## Work to complete:
For each line in the data below that has the word "content", copy that line.
┌──
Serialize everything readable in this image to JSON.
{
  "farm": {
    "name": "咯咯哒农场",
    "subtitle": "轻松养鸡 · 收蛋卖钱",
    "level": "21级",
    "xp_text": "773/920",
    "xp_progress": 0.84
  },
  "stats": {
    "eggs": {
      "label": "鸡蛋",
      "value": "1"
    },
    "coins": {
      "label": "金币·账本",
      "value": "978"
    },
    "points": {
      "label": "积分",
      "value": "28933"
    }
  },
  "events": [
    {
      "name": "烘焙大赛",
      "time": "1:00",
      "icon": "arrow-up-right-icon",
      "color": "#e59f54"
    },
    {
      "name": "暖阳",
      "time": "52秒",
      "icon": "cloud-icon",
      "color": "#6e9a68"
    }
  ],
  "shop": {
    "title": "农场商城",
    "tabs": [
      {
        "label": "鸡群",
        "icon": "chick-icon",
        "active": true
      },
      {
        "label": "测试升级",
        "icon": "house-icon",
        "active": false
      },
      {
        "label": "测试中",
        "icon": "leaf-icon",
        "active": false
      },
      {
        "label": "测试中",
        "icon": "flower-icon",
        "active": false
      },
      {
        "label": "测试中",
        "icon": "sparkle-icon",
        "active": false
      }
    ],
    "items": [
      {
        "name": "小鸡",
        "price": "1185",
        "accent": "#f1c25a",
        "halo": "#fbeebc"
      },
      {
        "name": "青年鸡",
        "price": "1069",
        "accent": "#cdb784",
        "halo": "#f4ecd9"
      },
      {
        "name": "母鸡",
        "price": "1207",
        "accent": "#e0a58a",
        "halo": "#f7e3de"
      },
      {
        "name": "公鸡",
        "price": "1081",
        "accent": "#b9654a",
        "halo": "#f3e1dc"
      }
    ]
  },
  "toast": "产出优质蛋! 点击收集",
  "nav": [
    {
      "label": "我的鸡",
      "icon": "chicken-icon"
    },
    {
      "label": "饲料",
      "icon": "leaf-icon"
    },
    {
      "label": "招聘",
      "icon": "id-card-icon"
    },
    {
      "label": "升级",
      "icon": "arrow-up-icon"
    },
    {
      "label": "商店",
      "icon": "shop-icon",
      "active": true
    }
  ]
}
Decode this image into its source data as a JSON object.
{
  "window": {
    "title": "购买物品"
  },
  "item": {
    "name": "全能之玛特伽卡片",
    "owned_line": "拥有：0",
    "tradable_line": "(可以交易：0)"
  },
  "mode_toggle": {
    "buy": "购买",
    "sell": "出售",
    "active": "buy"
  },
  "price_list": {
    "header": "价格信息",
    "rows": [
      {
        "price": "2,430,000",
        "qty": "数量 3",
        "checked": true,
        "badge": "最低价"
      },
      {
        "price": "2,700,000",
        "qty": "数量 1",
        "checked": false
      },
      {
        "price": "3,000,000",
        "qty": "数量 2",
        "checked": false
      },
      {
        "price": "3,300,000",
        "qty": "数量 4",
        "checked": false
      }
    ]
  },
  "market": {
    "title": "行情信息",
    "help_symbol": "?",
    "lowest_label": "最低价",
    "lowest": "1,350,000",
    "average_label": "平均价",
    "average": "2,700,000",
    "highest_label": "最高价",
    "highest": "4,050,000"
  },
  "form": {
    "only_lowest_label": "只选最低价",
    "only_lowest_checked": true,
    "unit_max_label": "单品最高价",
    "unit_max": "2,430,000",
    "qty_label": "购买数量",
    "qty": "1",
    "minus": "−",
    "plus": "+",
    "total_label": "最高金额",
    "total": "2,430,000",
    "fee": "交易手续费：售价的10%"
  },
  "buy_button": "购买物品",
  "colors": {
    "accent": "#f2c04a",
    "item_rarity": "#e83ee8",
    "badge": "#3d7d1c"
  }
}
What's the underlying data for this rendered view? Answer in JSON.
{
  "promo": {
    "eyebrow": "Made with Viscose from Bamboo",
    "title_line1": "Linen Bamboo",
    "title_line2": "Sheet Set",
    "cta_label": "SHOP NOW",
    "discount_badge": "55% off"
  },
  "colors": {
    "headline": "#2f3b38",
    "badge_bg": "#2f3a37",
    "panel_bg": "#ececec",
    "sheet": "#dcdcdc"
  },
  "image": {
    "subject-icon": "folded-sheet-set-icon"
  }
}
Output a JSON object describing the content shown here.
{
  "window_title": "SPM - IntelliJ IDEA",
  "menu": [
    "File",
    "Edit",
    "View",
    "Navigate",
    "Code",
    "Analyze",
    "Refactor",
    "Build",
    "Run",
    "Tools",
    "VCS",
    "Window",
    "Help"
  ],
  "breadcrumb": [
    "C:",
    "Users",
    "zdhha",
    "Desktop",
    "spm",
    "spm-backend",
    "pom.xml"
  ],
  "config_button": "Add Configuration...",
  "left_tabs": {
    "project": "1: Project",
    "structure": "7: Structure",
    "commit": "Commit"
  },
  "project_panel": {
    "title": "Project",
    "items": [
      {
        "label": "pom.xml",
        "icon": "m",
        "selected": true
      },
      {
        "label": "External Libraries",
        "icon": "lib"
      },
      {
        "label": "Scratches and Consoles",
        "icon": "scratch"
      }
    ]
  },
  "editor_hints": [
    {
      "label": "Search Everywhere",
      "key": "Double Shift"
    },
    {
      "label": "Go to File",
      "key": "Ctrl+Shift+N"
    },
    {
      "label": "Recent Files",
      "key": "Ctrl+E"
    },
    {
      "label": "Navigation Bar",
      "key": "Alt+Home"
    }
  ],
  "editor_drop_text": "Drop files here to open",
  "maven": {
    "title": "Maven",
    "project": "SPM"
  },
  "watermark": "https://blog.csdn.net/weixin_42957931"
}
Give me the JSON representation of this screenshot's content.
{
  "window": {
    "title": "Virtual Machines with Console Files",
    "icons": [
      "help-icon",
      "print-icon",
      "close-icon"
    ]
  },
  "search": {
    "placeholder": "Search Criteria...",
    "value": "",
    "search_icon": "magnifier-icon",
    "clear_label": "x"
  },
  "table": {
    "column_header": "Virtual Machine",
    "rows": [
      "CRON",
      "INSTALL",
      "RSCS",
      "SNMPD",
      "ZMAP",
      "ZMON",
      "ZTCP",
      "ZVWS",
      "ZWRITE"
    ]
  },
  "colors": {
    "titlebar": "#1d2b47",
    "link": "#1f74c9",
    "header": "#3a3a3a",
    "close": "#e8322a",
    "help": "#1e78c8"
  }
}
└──
## Answer space:
Output a JSON object describing the content shown here.
Give me the JSON representation of this screenshot's content.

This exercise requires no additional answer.